Farmington property being considered as Superfund siteBy JOHN QUINN
Union Leader Correspondent
May 30. 2013 10:09PM
FARMINGTON — Residents have until July to submit their comments about the former Collins & Aikman property along Route 11 after federal environmental officials submitted it as a potential Superfund site.
Last week, members of the Environmental Protection Agency recommended that the 123-acre partially-developed parcel and eight other sites across the country be added to the National Priorities List.
The Route 11 property, formerly a large automotive interiors production facility, was owned by Davidson Rubber before it was sold to Textron Inc. and eventually purchased by Collins & Aikman, which declared bankruptcy in 2005.
After operations ended in 2006, the manufacturing plant was razed, but a majority of the property has remained untouched aside from a warehouse and 10 acres that was purchased by a metal recycling company. The Metal Farm, which began operations earlier this week, was not involved with the property before last year, according to General Manager Jesse Hoyt.
The property has long been a source of concern of previous employees, residents and officials on the local and state levels.
"The facility is a source for groundwater contamination in the area. The State of New Hampshire has referred the site to EPA for review because the site poses risk to the environment and human health. Collins & Aikman Co. is bankrupt, leaving no money to continue the investigation and implement a comprehensive cleanup in the future," according to the EPA release.
Officials from the state Department of Environmental Services made the recommendation, which was endorsed by Gov. Maggie Hassan, because the cleanup process requires more resources than the state possesses, according to DES Hydrogeologist Molly Stark.
Stark said the DES supports the EPA's recommendation to include the property on the NPL.
The town of Farmington has also indicated support for listing the former Collins & Aikman property, according to the EPA.
Stark said the EPA is only considering the former plant property and not the Cardinal Landfill on Cocheco Road, which was capped and has been deemed a low risk at this time.
Following the 60-day public comment period, which ends July 23, federal officials will begin a year-long review process for all proposed Superfund sites, according to EPA Spokeswoman Emily Zimmerman.
Zimmerman encourages anyone with information about the sites to submit comments. She added the EPA will review all information received during the period.

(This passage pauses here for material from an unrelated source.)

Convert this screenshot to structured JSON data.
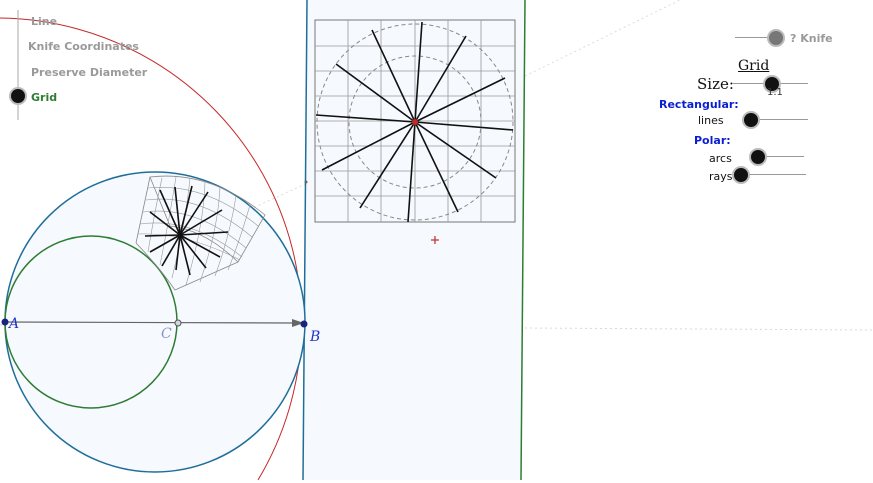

"If it gets listed (on the NPL), the first step is to look for responsible parties," Zimmerman said, adding that if a site is added to the NPL, it will be eventually cleaned up with federal funding through the Superfund program.
Superfund addresses "uncontrolled or abandoned hazardous waste sites in the country to protect people's health and the environment," according to an EPA release.
Zimmerman said nine sites were added to the NPL last year. She said the properties are accepted based on need and remain on the list until they are determined to be safe.
As a result, the clean-up process can last for years, or even decades in some instances, Zimmerman said.
Residents and officials can submit their comments about the proposed Superfund sites, as identified by the appropriate docket number — EPA-HQ-SFUND-2013-0203 for the former Collins & Aikman property — by following instructions on regulations.gov.
Interested parties may view documents by appointment only or copies may be requested from the Headquarters or appropriate Regional Docket, including the office in Boston, Mass. which oversees the New England states.